[Data entries]
*****
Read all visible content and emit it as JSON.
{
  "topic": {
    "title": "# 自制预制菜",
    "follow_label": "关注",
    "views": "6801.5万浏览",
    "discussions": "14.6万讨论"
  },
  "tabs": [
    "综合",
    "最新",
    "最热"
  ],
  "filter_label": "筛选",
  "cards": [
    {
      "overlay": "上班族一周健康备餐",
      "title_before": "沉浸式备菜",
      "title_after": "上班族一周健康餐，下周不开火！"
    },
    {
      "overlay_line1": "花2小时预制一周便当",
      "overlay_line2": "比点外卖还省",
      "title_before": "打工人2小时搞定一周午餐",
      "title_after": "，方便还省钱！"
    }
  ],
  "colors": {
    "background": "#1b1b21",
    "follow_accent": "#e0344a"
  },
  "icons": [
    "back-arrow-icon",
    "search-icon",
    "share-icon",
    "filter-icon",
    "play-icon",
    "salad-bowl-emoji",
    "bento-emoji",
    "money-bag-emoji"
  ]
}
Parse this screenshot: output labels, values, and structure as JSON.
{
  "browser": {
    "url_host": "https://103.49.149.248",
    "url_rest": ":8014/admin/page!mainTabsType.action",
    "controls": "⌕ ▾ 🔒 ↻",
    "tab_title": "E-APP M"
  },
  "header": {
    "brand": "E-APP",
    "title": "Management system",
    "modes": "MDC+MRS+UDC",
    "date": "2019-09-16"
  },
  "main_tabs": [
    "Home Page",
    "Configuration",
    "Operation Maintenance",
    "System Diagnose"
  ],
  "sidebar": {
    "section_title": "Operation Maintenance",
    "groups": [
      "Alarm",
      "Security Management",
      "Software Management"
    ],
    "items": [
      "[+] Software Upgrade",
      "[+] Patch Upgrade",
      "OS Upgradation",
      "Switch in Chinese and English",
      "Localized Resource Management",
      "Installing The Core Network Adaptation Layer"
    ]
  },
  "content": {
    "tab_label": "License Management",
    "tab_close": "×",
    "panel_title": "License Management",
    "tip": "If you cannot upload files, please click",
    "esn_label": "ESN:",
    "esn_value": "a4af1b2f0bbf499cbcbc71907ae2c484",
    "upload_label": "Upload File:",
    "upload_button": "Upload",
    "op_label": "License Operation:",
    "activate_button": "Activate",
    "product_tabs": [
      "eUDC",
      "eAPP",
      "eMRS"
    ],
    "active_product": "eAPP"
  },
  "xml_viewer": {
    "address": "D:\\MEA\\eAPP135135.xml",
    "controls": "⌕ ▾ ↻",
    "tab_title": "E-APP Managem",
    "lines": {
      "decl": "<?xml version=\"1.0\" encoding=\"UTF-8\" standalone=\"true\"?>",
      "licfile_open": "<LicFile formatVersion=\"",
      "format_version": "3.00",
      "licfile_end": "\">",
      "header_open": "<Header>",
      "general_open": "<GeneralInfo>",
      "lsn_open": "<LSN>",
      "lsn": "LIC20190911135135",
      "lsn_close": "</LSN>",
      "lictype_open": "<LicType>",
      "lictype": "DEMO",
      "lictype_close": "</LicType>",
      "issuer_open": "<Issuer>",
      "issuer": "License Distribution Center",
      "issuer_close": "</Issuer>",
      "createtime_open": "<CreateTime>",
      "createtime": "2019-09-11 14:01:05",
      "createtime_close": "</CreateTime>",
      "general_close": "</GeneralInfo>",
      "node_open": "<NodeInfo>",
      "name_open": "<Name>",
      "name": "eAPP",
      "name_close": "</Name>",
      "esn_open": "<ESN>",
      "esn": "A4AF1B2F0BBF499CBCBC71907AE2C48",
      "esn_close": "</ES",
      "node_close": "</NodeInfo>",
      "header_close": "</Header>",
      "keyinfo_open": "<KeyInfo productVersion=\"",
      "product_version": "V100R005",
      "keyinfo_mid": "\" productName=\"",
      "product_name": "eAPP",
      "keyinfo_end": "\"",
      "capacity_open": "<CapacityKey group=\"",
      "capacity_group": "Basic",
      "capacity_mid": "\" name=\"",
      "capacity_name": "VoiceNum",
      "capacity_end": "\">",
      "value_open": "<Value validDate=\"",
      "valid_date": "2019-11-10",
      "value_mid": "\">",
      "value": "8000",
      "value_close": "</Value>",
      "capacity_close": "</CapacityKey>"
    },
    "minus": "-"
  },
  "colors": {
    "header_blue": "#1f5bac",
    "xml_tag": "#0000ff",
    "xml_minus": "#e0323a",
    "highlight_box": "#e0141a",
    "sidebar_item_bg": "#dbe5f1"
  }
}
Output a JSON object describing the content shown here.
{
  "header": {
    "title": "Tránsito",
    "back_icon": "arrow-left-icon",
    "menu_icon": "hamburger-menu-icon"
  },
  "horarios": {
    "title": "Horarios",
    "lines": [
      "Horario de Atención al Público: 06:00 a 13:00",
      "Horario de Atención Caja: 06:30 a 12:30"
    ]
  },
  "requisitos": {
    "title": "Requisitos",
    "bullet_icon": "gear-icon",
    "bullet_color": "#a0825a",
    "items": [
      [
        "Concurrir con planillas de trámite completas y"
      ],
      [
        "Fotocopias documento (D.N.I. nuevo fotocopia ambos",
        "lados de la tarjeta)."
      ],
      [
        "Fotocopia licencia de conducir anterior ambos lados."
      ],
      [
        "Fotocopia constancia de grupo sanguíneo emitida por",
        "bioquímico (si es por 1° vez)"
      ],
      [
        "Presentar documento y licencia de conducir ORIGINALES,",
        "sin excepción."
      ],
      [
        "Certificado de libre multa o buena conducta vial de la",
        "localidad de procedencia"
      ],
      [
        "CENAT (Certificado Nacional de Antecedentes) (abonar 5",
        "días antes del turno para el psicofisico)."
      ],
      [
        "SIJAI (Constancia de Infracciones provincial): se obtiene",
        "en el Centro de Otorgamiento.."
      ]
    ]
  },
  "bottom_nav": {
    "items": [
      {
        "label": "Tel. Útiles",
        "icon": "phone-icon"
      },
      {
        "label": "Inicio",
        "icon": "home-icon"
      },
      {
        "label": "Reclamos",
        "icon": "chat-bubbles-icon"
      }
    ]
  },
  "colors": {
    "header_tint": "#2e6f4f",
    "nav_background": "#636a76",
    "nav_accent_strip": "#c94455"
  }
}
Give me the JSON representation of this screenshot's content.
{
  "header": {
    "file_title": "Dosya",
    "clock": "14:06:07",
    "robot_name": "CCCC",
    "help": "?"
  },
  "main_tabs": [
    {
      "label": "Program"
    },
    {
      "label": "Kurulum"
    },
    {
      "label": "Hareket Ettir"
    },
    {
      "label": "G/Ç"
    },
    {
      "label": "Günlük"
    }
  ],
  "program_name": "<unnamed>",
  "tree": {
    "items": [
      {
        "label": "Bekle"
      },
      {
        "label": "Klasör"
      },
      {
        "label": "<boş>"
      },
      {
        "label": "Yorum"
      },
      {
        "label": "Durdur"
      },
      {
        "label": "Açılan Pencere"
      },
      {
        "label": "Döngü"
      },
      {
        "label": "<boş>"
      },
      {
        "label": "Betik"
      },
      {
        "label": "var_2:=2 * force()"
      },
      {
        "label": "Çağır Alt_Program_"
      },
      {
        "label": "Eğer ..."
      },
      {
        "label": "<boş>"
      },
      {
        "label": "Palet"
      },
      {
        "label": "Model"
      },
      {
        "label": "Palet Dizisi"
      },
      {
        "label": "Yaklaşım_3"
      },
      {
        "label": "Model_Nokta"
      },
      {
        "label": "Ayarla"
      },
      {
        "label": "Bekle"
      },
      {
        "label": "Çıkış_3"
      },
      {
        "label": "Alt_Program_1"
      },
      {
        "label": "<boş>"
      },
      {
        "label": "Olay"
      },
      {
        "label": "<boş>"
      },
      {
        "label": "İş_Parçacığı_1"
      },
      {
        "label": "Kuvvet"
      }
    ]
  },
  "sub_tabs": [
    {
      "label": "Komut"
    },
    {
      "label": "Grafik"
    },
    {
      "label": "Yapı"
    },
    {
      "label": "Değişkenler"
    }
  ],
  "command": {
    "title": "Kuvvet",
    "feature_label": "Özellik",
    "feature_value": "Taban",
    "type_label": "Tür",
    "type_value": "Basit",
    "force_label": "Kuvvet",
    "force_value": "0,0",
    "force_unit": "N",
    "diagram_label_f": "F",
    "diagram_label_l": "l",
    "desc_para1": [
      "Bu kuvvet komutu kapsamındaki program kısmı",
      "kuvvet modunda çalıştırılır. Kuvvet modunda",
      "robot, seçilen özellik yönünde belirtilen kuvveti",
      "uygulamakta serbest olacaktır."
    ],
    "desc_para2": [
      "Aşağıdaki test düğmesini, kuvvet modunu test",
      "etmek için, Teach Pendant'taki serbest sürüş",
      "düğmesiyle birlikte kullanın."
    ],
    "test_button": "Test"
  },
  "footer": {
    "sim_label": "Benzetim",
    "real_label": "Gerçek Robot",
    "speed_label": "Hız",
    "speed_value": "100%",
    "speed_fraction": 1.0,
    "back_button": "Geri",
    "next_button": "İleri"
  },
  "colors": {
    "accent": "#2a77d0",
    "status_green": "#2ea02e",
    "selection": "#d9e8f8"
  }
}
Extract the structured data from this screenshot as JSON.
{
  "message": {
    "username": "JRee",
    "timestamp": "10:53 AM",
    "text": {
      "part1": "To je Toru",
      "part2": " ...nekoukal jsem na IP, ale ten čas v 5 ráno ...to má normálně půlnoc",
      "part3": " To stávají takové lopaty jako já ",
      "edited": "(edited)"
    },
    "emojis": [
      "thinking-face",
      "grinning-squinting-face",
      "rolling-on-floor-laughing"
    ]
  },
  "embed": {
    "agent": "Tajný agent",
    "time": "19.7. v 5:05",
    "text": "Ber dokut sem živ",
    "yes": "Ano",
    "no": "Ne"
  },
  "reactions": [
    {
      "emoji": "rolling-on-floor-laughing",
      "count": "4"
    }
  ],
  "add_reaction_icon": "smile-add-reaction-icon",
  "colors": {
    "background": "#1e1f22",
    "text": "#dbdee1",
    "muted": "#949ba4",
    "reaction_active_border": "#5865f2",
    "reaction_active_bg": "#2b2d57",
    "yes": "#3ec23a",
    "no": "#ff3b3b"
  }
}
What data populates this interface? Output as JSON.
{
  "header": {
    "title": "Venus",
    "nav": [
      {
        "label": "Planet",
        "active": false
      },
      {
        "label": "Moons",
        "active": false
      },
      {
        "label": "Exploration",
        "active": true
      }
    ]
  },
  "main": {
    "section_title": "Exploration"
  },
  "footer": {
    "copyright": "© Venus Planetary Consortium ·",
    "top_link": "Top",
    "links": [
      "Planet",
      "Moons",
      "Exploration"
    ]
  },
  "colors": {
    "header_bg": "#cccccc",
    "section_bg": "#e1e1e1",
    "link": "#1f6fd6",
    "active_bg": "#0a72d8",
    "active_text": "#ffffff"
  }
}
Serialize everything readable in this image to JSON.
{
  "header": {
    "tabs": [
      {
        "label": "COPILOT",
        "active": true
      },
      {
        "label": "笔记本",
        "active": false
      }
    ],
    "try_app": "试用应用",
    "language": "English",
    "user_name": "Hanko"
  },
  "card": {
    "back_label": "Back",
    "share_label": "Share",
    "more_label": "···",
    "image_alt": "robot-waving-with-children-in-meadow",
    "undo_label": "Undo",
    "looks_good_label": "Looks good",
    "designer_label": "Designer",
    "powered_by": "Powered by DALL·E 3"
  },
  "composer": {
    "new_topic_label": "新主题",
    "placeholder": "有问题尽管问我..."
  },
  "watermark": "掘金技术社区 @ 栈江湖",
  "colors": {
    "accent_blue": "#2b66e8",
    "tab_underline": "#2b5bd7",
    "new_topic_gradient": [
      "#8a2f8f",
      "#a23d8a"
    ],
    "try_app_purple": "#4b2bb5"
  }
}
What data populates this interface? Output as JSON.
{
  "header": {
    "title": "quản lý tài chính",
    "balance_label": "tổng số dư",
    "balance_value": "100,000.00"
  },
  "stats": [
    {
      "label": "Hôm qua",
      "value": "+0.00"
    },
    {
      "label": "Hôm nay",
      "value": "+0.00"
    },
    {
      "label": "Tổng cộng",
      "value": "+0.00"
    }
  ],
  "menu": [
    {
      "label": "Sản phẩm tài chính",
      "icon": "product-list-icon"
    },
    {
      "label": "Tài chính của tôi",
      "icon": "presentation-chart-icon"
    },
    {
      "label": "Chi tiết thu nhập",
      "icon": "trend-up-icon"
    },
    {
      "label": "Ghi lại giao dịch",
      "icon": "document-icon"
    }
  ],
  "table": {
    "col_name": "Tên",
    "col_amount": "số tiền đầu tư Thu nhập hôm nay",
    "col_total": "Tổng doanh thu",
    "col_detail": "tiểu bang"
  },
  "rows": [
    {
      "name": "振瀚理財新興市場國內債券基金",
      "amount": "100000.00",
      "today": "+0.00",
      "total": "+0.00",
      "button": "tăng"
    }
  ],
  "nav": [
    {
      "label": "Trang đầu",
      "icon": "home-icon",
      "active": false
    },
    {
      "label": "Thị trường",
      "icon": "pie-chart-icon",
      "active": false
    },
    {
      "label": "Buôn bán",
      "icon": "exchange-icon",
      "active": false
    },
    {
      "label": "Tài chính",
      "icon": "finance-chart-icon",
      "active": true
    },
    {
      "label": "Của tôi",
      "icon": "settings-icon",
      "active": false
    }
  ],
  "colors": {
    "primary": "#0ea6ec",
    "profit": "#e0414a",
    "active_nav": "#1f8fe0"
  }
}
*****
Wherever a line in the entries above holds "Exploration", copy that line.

◆ EXERCISE OUTPUT ◆
        "label": "Exploration",
    "section_title": "Exploration"
      "Exploration"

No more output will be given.